**The records:**
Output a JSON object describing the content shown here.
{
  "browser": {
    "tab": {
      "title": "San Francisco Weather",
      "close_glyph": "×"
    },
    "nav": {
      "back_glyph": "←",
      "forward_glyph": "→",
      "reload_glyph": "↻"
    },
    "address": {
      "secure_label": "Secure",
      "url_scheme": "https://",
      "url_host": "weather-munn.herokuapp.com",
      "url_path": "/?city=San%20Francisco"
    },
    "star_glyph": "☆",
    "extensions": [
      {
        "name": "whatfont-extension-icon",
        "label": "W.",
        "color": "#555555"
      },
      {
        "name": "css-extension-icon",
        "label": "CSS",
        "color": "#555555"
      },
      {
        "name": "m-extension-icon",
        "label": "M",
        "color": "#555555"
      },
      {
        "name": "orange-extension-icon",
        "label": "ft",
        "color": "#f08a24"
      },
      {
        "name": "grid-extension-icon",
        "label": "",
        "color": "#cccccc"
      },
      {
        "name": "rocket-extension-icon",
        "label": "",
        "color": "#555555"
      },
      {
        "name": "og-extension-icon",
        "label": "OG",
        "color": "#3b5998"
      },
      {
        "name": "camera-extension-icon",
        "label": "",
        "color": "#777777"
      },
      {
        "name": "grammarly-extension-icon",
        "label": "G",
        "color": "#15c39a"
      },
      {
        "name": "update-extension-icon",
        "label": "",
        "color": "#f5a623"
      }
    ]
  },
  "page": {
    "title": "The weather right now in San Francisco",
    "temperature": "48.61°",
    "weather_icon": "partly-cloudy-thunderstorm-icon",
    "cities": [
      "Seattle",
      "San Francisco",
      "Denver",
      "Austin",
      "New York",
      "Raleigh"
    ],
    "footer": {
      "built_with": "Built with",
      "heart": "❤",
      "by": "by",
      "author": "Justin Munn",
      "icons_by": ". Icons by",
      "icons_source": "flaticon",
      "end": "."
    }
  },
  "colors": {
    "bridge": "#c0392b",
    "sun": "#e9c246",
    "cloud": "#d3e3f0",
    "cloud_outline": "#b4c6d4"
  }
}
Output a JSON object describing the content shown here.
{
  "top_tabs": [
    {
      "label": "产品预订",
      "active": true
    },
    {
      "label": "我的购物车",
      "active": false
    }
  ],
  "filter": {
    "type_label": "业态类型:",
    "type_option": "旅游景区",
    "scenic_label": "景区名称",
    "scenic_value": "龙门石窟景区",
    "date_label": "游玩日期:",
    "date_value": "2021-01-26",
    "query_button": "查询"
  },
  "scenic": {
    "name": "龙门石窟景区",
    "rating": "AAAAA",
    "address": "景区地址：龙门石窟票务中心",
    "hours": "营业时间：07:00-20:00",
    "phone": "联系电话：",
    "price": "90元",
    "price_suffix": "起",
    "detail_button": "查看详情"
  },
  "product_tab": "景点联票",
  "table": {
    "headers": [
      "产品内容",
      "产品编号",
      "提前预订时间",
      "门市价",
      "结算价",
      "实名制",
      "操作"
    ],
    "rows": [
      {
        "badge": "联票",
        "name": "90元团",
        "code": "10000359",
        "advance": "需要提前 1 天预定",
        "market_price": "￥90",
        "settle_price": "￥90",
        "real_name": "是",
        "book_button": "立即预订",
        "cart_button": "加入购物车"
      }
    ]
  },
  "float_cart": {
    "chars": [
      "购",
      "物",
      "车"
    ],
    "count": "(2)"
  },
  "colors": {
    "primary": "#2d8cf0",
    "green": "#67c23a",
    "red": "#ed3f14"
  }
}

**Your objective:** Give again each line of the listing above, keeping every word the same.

**Solved exercise:**
Output a JSON object describing the content shown here.
{
  "browser": {
    "tab": {
      "title": "San Francisco Weather",
      "close_glyph": "×"
    },
    "nav": {
      "back_glyph": "←",
      "forward_glyph": "→",
      "reload_glyph": "↻"
    },
    "address": {
      "secure_label": "Secure",
      "url_scheme": "https://",
      "url_host": "weather-munn.herokuapp.com",
      "url_path": "/?city=San%20Francisco"
    },
    "star_glyph": "☆",
    "extensions": [
      {
        "name": "whatfont-extension-icon",
        "label": "W.",
        "color": "#555555"
      },
      {
        "name": "css-extension-icon",
        "label": "CSS",
        "color": "#555555"
      },
      {
        "name": "m-extension-icon",
        "label": "M",
        "color": "#555555"
      },
      {
        "name": "orange-extension-icon",
        "label": "ft",
        "color": "#f08a24"
      },
      {
        "name": "grid-extension-icon",
        "label": "",
        "color": "#cccccc"
      },
      {
        "name": "rocket-extension-icon",
        "label": "",
        "color": "#555555"
      },
      {
        "name": "og-extension-icon",
        "label": "OG",
        "color": "#3b5998"
      },
      {
        "name": "camera-extension-icon",
        "label": "",
        "color": "#777777"
      },
      {
        "name": "grammarly-extension-icon",
        "label": "G",
        "color": "#15c39a"
      },
      {
        "name": "update-extension-icon",
        "label": "",
        "color": "#f5a623"
      }
    ]
  },
  "page": {
    "title": "The weather right now in San Francisco",
    "temperature": "48.61°",
    "weather_icon": "partly-cloudy-thunderstorm-icon",
    "cities": [
      "Seattle",
      "San Francisco",
      "Denver",
      "Austin",
      "New York",
      "Raleigh"
    ],
    "footer": {
      "built_with": "Built with",
      "heart": "❤",
      "by": "by",
      "author": "Justin Munn",
      "icons_by": ". Icons by",
      "icons_source": "flaticon",
      "end": "."
    }
  },
  "colors": {
    "bridge": "#c0392b",
    "sun": "#e9c246",
    "cloud": "#d3e3f0",
    "cloud_outline": "#b4c6d4"
  }
}
Output a JSON object describing the content shown here.
{
  "top_tabs": [
    {
      "label": "产品预订",
      "active": true
    },
    {
      "label": "我的购物车",
      "active": false
    }
  ],
  "filter": {
    "type_label": "业态类型:",
    "type_option": "旅游景区",
    "scenic_label": "景区名称",
    "scenic_value": "龙门石窟景区",
    "date_label": "游玩日期:",
    "date_value": "2021-01-26",
    "query_button": "查询"
  },
  "scenic": {
    "name": "龙门石窟景区",
    "rating": "AAAAA",
    "address": "景区地址：龙门石窟票务中心",
    "hours": "营业时间：07:00-20:00",
    "phone": "联系电话：",
    "price": "90元",
    "price_suffix": "起",
    "detail_button": "查看详情"
  },
  "product_tab": "景点联票",
  "table": {
    "headers": [
      "产品内容",
      "产品编号",
      "提前预订时间",
      "门市价",
      "结算价",
      "实名制",
      "操作"
    ],
    "rows": [
      {
        "badge": "联票",
        "name": "90元团",
        "code": "10000359",
        "advance": "需要提前 1 天预定",
        "market_price": "￥90",
        "settle_price": "￥90",
        "real_name": "是",
        "book_button": "立即预订",
        "cart_button": "加入购物车"
      }
    ]
  },
  "float_cart": {
    "chars": [
      "购",
      "物",
      "车"
    ],
    "count": "(2)"
  },
  "colors": {
    "primary": "#2d8cf0",
    "green": "#67c23a",
    "red": "#ed3f14"
  }
}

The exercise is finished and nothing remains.